(Exercise objective): Restate the following entries exactly. Keep the pictures out.

Stored items from a collection
▼
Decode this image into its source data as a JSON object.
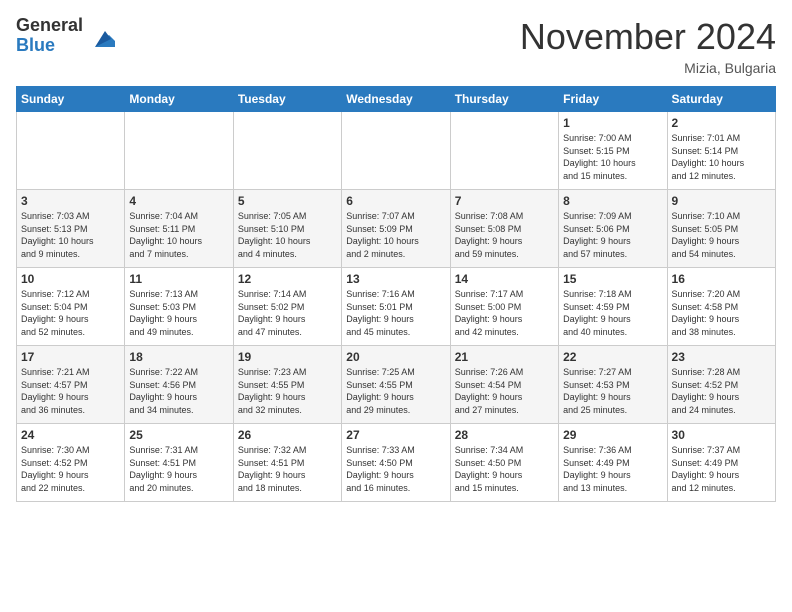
{
  "header": {
    "logo_line1": "General",
    "logo_line2": "Blue",
    "month": "November 2024",
    "location": "Mizia, Bulgaria"
  },
  "weekdays": [
    "Sunday",
    "Monday",
    "Tuesday",
    "Wednesday",
    "Thursday",
    "Friday",
    "Saturday"
  ],
  "weeks": [
    [
      {
        "day": "",
        "info": ""
      },
      {
        "day": "",
        "info": ""
      },
      {
        "day": "",
        "info": ""
      },
      {
        "day": "",
        "info": ""
      },
      {
        "day": "",
        "info": ""
      },
      {
        "day": "1",
        "info": "Sunrise: 7:00 AM\nSunset: 5:15 PM\nDaylight: 10 hours\nand 15 minutes."
      },
      {
        "day": "2",
        "info": "Sunrise: 7:01 AM\nSunset: 5:14 PM\nDaylight: 10 hours\nand 12 minutes."
      }
    ],
    [
      {
        "day": "3",
        "info": "Sunrise: 7:03 AM\nSunset: 5:13 PM\nDaylight: 10 hours\nand 9 minutes."
      },
      {
        "day": "4",
        "info": "Sunrise: 7:04 AM\nSunset: 5:11 PM\nDaylight: 10 hours\nand 7 minutes."
      },
      {
        "day": "5",
        "info": "Sunrise: 7:05 AM\nSunset: 5:10 PM\nDaylight: 10 hours\nand 4 minutes."
      },
      {
        "day": "6",
        "info": "Sunrise: 7:07 AM\nSunset: 5:09 PM\nDaylight: 10 hours\nand 2 minutes."
      },
      {
        "day": "7",
        "info": "Sunrise: 7:08 AM\nSunset: 5:08 PM\nDaylight: 9 hours\nand 59 minutes."
      },
      {
        "day": "8",
        "info": "Sunrise: 7:09 AM\nSunset: 5:06 PM\nDaylight: 9 hours\nand 57 minutes."
      },
      {
        "day": "9",
        "info": "Sunrise: 7:10 AM\nSunset: 5:05 PM\nDaylight: 9 hours\nand 54 minutes."
      }
    ],
    [
      {
        "day": "10",
        "info": "Sunrise: 7:12 AM\nSunset: 5:04 PM\nDaylight: 9 hours\nand 52 minutes."
      },
      {
        "day": "11",
        "info": "Sunrise: 7:13 AM\nSunset: 5:03 PM\nDaylight: 9 hours\nand 49 minutes."
      },
      {
        "day": "12",
        "info": "Sunrise: 7:14 AM\nSunset: 5:02 PM\nDaylight: 9 hours\nand 47 minutes."
      },
      {
        "day": "13",
        "info": "Sunrise: 7:16 AM\nSunset: 5:01 PM\nDaylight: 9 hours\nand 45 minutes."
      },
      {
        "day": "14",
        "info": "Sunrise: 7:17 AM\nSunset: 5:00 PM\nDaylight: 9 hours\nand 42 minutes."
      },
      {
        "day": "15",
        "info": "Sunrise: 7:18 AM\nSunset: 4:59 PM\nDaylight: 9 hours\nand 40 minutes."
      },
      {
        "day": "16",
        "info": "Sunrise: 7:20 AM\nSunset: 4:58 PM\nDaylight: 9 hours\nand 38 minutes."
      }
    ],
    [
      {
        "day": "17",
        "info": "Sunrise: 7:21 AM\nSunset: 4:57 PM\nDaylight: 9 hours\nand 36 minutes."
      },
      {
        "day": "18",
        "info": "Sunrise: 7:22 AM\nSunset: 4:56 PM\nDaylight: 9 hours\nand 34 minutes."
      },
      {
        "day": "19",
        "info": "Sunrise: 7:23 AM\nSunset: 4:55 PM\nDaylight: 9 hours\nand 32 minutes."
      },
      {
        "day": "20",
        "info": "Sunrise: 7:25 AM\nSunset: 4:55 PM\nDaylight: 9 hours\nand 29 minutes."
      },
      {
        "day": "21",
        "info": "Sunrise: 7:26 AM\nSunset: 4:54 PM\nDaylight: 9 hours\nand 27 minutes."
      },
      {
        "day": "22",
        "info": "Sunrise: 7:27 AM\nSunset: 4:53 PM\nDaylight: 9 hours\nand 25 minutes."
      },
      {
        "day": "23",
        "info": "Sunrise: 7:28 AM\nSunset: 4:52 PM\nDaylight: 9 hours\nand 24 minutes."
      }
    ],
    [
      {
        "day": "24",
        "info": "Sunrise: 7:30 AM\nSunset: 4:52 PM\nDaylight: 9 hours\nand 22 minutes."
      },
      {
        "day": "25",
        "info": "Sunrise: 7:31 AM\nSunset: 4:51 PM\nDaylight: 9 hours\nand 20 minutes."
      },
      {
        "day": "26",
        "info": "Sunrise: 7:32 AM\nSunset: 4:51 PM\nDaylight: 9 hours\nand 18 minutes."
      },
      {
        "day": "27",
        "info": "Sunrise: 7:33 AM\nSunset: 4:50 PM\nDaylight: 9 hours\nand 16 minutes."
      },
      {
        "day": "28",
        "info": "Sunrise: 7:34 AM\nSunset: 4:50 PM\nDaylight: 9 hours\nand 15 minutes."
      },
      {
        "day": "29",
        "info": "Sunrise: 7:36 AM\nSunset: 4:49 PM\nDaylight: 9 hours\nand 13 minutes."
      },
      {
        "day": "30",
        "info": "Sunrise: 7:37 AM\nSunset: 4:49 PM\nDaylight: 9 hours\nand 12 minutes."
      }
    ]
  ]
}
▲
(Your response):
Decode this image into its source data as a JSON object.
{
  "header": {
    "logo_line1": "General",
    "logo_line2": "Blue",
    "month": "November 2024",
    "location": "Mizia, Bulgaria"
  },
  "weekdays": [
    "Sunday",
    "Monday",
    "Tuesday",
    "Wednesday",
    "Thursday",
    "Friday",
    "Saturday"
  ],
  "weeks": [
    [
      {
        "day": "",
        "info": ""
      },
      {
        "day": "",
        "info": ""
      },
      {
        "day": "",
        "info": ""
      },
      {
        "day": "",
        "info": ""
      },
      {
        "day": "",
        "info": ""
      },
      {
        "day": "1",
        "info": "Sunrise: 7:00 AM\nSunset: 5:15 PM\nDaylight: 10 hours\nand 15 minutes."
      },
      {
        "day": "2",
        "info": "Sunrise: 7:01 AM\nSunset: 5:14 PM\nDaylight: 10 hours\nand 12 minutes."
      }
    ],
    [
      {
        "day": "3",
        "info": "Sunrise: 7:03 AM\nSunset: 5:13 PM\nDaylight: 10 hours\nand 9 minutes."
      },
      {
        "day": "4",
        "info": "Sunrise: 7:04 AM\nSunset: 5:11 PM\nDaylight: 10 hours\nand 7 minutes."
      },
      {
        "day": "5",
        "info": "Sunrise: 7:05 AM\nSunset: 5:10 PM\nDaylight: 10 hours\nand 4 minutes."
      },
      {
        "day": "6",
        "info": "Sunrise: 7:07 AM\nSunset: 5:09 PM\nDaylight: 10 hours\nand 2 minutes."
      },
      {
        "day": "7",
        "info": "Sunrise: 7:08 AM\nSunset: 5:08 PM\nDaylight: 9 hours\nand 59 minutes."
      },
      {
        "day": "8",
        "info": "Sunrise: 7:09 AM\nSunset: 5:06 PM\nDaylight: 9 hours\nand 57 minutes."
      },
      {
        "day": "9",
        "info": "Sunrise: 7:10 AM\nSunset: 5:05 PM\nDaylight: 9 hours\nand 54 minutes."
      }
    ],
    [
      {
        "day": "10",
        "info": "Sunrise: 7:12 AM\nSunset: 5:04 PM\nDaylight: 9 hours\nand 52 minutes."
      },
      {
        "day": "11",
        "info": "Sunrise: 7:13 AM\nSunset: 5:03 PM\nDaylight: 9 hours\nand 49 minutes."
      },
      {
        "day": "12",
        "info": "Sunrise: 7:14 AM\nSunset: 5:02 PM\nDaylight: 9 hours\nand 47 minutes."
      },
      {
        "day": "13",
        "info": "Sunrise: 7:16 AM\nSunset: 5:01 PM\nDaylight: 9 hours\nand 45 minutes."
      },
      {
        "day": "14",
        "info": "Sunrise: 7:17 AM\nSunset: 5:00 PM\nDaylight: 9 hours\nand 42 minutes."
      },
      {
        "day": "15",
        "info": "Sunrise: 7:18 AM\nSunset: 4:59 PM\nDaylight: 9 hours\nand 40 minutes."
      },
      {
        "day": "16",
        "info": "Sunrise: 7:20 AM\nSunset: 4:58 PM\nDaylight: 9 hours\nand 38 minutes."
      }
    ],
    [
      {
        "day": "17",
        "info": "Sunrise: 7:21 AM\nSunset: 4:57 PM\nDaylight: 9 hours\nand 36 minutes."
      },
      {
        "day": "18",
        "info": "Sunrise: 7:22 AM\nSunset: 4:56 PM\nDaylight: 9 hours\nand 34 minutes."
      },
      {
        "day": "19",
        "info": "Sunrise: 7:23 AM\nSunset: 4:55 PM\nDaylight: 9 hours\nand 32 minutes."
      },
      {
        "day": "20",
        "info": "Sunrise: 7:25 AM\nSunset: 4:55 PM\nDaylight: 9 hours\nand 29 minutes."
      },
      {
        "day": "21",
        "info": "Sunrise: 7:26 AM\nSunset: 4:54 PM\nDaylight: 9 hours\nand 27 minutes."
      },
      {
        "day": "22",
        "info": "Sunrise: 7:27 AM\nSunset: 4:53 PM\nDaylight: 9 hours\nand 25 minutes."
      },
      {
        "day": "23",
        "info": "Sunrise: 7:28 AM\nSunset: 4:52 PM\nDaylight: 9 hours\nand 24 minutes."
      }
    ],
    [
      {
        "day": "24",
        "info": "Sunrise: 7:30 AM\nSunset: 4:52 PM\nDaylight: 9 hours\nand 22 minutes."
      },
      {
        "day": "25",
        "info": "Sunrise: 7:31 AM\nSunset: 4:51 PM\nDaylight: 9 hours\nand 20 minutes."
      },
      {
        "day": "26",
        "info": "Sunrise: 7:32 AM\nSunset: 4:51 PM\nDaylight: 9 hours\nand 18 minutes."
      },
      {
        "day": "27",
        "info": "Sunrise: 7:33 AM\nSunset: 4:50 PM\nDaylight: 9 hours\nand 16 minutes."
      },
      {
        "day": "28",
        "info": "Sunrise: 7:34 AM\nSunset: 4:50 PM\nDaylight: 9 hours\nand 15 minutes."
      },
      {
        "day": "29",
        "info": "Sunrise: 7:36 AM\nSunset: 4:49 PM\nDaylight: 9 hours\nand 13 minutes."
      },
      {
        "day": "30",
        "info": "Sunrise: 7:37 AM\nSunset: 4:49 PM\nDaylight: 9 hours\nand 12 minutes."
      }
    ]
  ]
}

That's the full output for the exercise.